> **Task item**: Find how many lines below mention "kind". Nothing but the number is needed.

Entries from a dataset of interfaces
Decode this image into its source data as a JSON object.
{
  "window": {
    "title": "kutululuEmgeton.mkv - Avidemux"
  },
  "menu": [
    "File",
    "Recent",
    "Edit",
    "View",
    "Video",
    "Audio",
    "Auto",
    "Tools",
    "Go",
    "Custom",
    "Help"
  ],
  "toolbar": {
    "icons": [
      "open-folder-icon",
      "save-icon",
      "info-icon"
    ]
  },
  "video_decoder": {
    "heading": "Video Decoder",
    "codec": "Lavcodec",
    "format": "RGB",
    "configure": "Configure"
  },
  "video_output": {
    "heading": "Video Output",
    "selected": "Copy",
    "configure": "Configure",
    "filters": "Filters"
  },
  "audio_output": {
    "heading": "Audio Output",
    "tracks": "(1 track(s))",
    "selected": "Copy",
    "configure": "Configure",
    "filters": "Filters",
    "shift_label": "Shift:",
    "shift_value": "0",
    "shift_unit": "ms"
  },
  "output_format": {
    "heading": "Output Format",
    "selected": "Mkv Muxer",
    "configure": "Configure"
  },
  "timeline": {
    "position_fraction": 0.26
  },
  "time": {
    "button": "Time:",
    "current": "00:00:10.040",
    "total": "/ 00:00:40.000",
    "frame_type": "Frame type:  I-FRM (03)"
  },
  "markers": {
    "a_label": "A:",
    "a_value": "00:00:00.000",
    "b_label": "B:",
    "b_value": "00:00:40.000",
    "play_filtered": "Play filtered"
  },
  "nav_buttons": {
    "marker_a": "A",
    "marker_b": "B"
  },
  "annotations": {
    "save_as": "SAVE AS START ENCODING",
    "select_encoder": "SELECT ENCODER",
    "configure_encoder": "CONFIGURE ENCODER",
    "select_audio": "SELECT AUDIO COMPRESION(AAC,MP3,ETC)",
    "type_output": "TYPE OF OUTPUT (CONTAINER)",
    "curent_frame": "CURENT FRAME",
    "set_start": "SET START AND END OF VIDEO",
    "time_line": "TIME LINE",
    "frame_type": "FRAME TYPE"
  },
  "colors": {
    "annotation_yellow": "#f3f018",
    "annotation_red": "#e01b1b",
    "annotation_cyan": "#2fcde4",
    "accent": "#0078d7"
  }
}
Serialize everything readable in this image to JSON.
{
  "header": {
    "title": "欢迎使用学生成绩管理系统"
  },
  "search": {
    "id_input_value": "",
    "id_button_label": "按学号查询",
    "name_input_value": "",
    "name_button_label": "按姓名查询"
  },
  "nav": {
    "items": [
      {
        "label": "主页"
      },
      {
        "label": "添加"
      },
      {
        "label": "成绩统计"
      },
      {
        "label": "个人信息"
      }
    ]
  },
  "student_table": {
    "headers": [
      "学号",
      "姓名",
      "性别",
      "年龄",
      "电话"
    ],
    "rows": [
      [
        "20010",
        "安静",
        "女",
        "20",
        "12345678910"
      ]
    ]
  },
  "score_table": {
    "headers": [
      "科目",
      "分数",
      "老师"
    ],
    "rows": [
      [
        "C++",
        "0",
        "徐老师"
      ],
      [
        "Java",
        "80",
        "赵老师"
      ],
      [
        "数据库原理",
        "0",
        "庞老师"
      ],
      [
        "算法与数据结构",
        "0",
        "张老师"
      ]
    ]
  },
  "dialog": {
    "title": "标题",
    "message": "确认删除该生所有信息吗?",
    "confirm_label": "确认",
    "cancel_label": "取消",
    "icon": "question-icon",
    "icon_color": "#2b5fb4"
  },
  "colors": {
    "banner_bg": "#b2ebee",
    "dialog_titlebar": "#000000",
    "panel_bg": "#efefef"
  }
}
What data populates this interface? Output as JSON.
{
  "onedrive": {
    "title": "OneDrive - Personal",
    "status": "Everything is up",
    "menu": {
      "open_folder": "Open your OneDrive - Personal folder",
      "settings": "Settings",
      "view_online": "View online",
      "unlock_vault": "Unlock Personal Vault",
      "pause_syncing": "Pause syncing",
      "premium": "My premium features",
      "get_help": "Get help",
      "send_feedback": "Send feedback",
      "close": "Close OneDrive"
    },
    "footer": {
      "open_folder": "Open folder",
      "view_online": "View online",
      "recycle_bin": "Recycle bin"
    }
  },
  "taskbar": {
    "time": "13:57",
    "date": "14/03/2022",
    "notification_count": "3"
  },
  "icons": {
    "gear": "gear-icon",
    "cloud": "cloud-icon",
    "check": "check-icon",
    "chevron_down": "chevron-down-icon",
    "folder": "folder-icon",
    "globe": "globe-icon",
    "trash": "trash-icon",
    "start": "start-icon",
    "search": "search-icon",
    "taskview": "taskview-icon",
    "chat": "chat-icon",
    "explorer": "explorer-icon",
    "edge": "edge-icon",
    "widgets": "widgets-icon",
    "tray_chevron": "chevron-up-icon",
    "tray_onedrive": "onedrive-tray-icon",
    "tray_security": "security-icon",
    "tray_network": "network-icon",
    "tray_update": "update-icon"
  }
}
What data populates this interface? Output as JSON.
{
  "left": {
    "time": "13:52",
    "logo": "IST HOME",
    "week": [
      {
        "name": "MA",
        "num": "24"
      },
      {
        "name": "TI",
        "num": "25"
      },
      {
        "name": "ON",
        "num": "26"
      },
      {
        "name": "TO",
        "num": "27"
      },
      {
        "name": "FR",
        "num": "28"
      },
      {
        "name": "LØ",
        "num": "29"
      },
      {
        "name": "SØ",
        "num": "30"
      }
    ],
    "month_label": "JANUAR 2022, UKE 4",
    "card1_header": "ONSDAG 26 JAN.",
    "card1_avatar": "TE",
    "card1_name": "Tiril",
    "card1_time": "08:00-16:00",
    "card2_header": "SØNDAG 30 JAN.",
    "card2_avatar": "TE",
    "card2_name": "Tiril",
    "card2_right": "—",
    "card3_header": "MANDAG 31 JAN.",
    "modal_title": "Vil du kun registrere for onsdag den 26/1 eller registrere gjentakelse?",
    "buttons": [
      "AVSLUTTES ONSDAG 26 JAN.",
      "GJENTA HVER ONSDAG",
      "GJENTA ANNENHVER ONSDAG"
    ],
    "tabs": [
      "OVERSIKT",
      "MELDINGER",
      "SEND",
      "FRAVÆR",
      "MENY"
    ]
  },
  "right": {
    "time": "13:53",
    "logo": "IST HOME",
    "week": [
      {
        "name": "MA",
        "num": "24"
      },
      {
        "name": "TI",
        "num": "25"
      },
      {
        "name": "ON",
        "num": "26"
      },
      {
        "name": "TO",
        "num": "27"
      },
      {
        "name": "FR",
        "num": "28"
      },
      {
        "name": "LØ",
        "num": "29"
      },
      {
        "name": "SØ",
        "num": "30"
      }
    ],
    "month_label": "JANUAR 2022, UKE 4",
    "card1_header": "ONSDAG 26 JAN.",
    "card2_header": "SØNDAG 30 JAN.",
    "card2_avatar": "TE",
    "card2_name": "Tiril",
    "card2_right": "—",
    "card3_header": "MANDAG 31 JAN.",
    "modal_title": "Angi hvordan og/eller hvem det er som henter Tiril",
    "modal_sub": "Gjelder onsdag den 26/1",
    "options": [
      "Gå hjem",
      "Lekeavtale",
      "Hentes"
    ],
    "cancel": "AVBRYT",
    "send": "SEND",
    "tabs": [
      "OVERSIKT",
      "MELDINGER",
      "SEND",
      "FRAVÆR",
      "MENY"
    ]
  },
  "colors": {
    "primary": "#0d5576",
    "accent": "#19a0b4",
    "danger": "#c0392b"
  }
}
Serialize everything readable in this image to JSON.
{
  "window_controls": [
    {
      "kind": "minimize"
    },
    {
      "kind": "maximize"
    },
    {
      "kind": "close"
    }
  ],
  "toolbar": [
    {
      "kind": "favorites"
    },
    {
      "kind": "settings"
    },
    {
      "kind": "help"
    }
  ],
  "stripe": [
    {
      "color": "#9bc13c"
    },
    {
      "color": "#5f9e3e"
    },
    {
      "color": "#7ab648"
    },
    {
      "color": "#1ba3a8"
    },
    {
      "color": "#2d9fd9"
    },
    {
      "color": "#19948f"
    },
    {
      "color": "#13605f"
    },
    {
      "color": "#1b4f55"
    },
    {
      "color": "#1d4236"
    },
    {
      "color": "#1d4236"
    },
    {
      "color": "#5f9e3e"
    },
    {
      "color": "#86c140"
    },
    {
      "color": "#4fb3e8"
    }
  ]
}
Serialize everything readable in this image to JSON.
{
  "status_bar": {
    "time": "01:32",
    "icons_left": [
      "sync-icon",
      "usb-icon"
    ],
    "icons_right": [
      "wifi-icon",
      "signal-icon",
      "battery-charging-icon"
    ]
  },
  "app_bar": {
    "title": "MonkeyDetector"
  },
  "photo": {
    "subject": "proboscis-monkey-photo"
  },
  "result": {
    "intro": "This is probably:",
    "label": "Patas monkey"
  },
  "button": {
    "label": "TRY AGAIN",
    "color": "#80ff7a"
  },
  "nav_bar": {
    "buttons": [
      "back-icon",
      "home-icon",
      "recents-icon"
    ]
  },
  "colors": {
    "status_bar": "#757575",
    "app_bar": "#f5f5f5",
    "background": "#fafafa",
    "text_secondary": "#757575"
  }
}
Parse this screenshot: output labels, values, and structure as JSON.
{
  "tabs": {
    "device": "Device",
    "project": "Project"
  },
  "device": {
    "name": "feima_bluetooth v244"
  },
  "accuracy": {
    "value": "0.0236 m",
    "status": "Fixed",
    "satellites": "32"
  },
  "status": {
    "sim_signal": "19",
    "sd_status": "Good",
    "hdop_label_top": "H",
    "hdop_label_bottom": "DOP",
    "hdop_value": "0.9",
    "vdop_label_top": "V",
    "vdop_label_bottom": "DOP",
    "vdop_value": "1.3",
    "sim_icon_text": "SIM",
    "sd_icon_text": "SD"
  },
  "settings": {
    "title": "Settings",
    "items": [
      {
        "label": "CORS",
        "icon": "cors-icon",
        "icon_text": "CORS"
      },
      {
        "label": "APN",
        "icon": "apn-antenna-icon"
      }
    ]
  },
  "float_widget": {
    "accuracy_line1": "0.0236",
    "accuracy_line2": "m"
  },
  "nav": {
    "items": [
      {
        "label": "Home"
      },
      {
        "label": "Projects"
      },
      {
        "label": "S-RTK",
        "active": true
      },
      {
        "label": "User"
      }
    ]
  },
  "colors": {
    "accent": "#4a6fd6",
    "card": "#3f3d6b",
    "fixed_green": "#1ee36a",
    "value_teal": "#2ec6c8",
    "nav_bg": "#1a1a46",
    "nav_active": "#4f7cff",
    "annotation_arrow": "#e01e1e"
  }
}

> **Your response**: 6